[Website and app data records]
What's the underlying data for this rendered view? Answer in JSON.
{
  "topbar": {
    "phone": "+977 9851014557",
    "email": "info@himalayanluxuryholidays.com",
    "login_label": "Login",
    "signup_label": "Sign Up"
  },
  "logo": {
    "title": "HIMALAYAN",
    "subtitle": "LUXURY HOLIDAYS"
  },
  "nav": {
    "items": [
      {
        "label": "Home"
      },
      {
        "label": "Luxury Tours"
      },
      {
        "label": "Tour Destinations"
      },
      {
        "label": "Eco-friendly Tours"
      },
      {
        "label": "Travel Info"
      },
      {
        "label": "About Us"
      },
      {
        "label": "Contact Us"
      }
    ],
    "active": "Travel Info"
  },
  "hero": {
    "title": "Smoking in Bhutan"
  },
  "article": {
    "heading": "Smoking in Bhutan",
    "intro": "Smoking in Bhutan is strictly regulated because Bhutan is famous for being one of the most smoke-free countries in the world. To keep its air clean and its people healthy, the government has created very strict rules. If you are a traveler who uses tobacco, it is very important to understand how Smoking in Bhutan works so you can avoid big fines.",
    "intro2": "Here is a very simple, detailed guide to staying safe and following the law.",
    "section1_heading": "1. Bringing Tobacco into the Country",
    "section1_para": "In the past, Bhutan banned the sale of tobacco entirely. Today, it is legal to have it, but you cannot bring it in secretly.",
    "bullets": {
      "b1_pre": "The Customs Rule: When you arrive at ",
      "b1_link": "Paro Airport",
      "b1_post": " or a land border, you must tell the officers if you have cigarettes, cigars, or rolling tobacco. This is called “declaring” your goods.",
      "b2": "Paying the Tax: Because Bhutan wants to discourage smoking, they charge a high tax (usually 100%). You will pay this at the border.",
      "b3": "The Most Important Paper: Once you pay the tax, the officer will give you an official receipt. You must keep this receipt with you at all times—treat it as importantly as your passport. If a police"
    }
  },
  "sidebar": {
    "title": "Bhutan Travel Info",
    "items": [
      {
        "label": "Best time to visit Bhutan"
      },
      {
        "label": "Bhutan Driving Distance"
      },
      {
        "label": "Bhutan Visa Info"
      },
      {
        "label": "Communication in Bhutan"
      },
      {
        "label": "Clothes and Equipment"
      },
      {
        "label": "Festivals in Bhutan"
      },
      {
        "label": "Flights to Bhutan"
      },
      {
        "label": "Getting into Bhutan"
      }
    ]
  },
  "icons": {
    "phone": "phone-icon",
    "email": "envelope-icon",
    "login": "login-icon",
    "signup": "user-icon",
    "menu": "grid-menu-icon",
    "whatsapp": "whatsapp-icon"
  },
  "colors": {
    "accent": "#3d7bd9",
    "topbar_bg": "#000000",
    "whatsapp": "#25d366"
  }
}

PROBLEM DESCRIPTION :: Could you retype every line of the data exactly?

WRITTEN ANSWER ::
What's the underlying data for this rendered view? Answer in JSON.
{
  "topbar": {
    "phone": "+977 9851014557",
    "email": "info@himalayanluxuryholidays.com",
    "login_label": "Login",
    "signup_label": "Sign Up"
  },
  "logo": {
    "title": "HIMALAYAN",
    "subtitle": "LUXURY HOLIDAYS"
  },
  "nav": {
    "items": [
      {
        "label": "Home"
      },
      {
        "label": "Luxury Tours"
      },
      {
        "label": "Tour Destinations"
      },
      {
        "label": "Eco-friendly Tours"
      },
      {
        "label": "Travel Info"
      },
      {
        "label": "About Us"
      },
      {
        "label": "Contact Us"
      }
    ],
    "active": "Travel Info"
  },
  "hero": {
    "title": "Smoking in Bhutan"
  },
  "article": {
    "heading": "Smoking in Bhutan",
    "intro": "Smoking in Bhutan is strictly regulated because Bhutan is famous for being one of the most smoke-free countries in the world. To keep its air clean and its people healthy, the government has created very strict rules. If you are a traveler who uses tobacco, it is very important to understand how Smoking in Bhutan works so you can avoid big fines.",
    "intro2": "Here is a very simple, detailed guide to staying safe and following the law.",
    "section1_heading": "1. Bringing Tobacco into the Country",
    "section1_para": "In the past, Bhutan banned the sale of tobacco entirely. Today, it is legal to have it, but you cannot bring it in secretly.",
    "bullets": {
      "b1_pre": "The Customs Rule: When you arrive at ",
      "b1_link": "Paro Airport",
      "b1_post": " or a land border, you must tell the officers if you have cigarettes, cigars, or rolling tobacco. This is called “declaring” your goods.",
      "b2": "Paying the Tax: Because Bhutan wants to discourage smoking, they charge a high tax (usually 100%). You will pay this at the border.",
      "b3": "The Most Important Paper: Once you pay the tax, the officer will give you an official receipt. You must keep this receipt with you at all times—treat it as importantly as your passport. If a police"
    }
  },
  "sidebar": {
    "title": "Bhutan Travel Info",
    "items": [
      {
        "label": "Best time to visit Bhutan"
      },
      {
        "label": "Bhutan Driving Distance"
      },
      {
        "label": "Bhutan Visa Info"
      },
      {
        "label": "Communication in Bhutan"
      },
      {
        "label": "Clothes and Equipment"
      },
      {
        "label": "Festivals in Bhutan"
      },
      {
        "label": "Flights to Bhutan"
      },
      {
        "label": "Getting into Bhutan"
      }
    ]
  },
  "icons": {
    "phone": "phone-icon",
    "email": "envelope-icon",
    "login": "login-icon",
    "signup": "user-icon",
    "menu": "grid-menu-icon",
    "whatsapp": "whatsapp-icon"
  },
  "colors": {
    "accent": "#3d7bd9",
    "topbar_bg": "#000000",
    "whatsapp": "#25d366"
  }
}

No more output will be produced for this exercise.